That leaves a puzzlement. Along the main road, the places with dense colonies of vines are too far apart to be spreading from a single plant, and neither far enough nor close enough for birds. The only alternative is that once a plant is established it roots its own branches, which may grow twenty feet a year, and expands on its own momentum. Then, when it does produce fruit, a bird can move it another thousand feet down the fence or across the road.
It’s persistence and spread may be a bit of a riddle, but nature is unfaed. Most of the year, Virginia creeper blends with other vegetation, dark green leaves in summer, dead leaves in fall, bare branches in winter.
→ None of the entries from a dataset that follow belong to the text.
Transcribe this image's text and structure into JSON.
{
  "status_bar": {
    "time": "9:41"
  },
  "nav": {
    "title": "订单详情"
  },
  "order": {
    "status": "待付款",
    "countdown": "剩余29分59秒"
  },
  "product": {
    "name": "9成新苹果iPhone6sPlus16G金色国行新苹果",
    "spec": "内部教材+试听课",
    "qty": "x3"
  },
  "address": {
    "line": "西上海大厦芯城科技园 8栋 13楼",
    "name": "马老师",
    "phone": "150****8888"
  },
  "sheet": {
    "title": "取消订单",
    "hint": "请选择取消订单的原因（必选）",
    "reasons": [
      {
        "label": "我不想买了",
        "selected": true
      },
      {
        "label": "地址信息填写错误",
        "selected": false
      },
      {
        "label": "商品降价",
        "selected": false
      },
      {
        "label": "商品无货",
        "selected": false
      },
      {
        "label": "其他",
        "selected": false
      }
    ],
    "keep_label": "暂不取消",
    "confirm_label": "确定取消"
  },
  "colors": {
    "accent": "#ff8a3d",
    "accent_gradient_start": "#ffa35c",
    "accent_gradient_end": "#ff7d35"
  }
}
For just a brief spell, ended this year by last Monday’s cold, nature shows off when the five-part leaves turn burgundy and reveal their profligacy.
Grey-Wilson, Christopher. Gardening on Walls, 1982, cited by Ken Fern, Plants for a Future Database, available on-line.
Iverson, Louis. Illinois Plaint Information Network, with data compiled by David Ketzner and Jeanne Karnes; available on-line.
University of New Mexico herbarium. Institute of Natural Resource Analysis and Management on-line database.
Van Clef, Michael and Edmund W. Stiles. "Seed Longevity in Three Pairs of Native and Non-native Congeners: Assessing Invasive Potential," Northeastern Naturalist, 8:301-310:2001.
Zhang, Z.J., L. Shi, J.Z. Zhang and C.Y. Zhang. "Photosynthesis and Growth Responses of Parthenocissus quinquefolia (L.) Planch to Soil Water Availability," Photosynthetica 42:87-92:2004.
Photograph: Virginia creeper growing over a stone wall near the orchards and climbing into the apple trees behind; dried pigweed in front; 20 October 2006.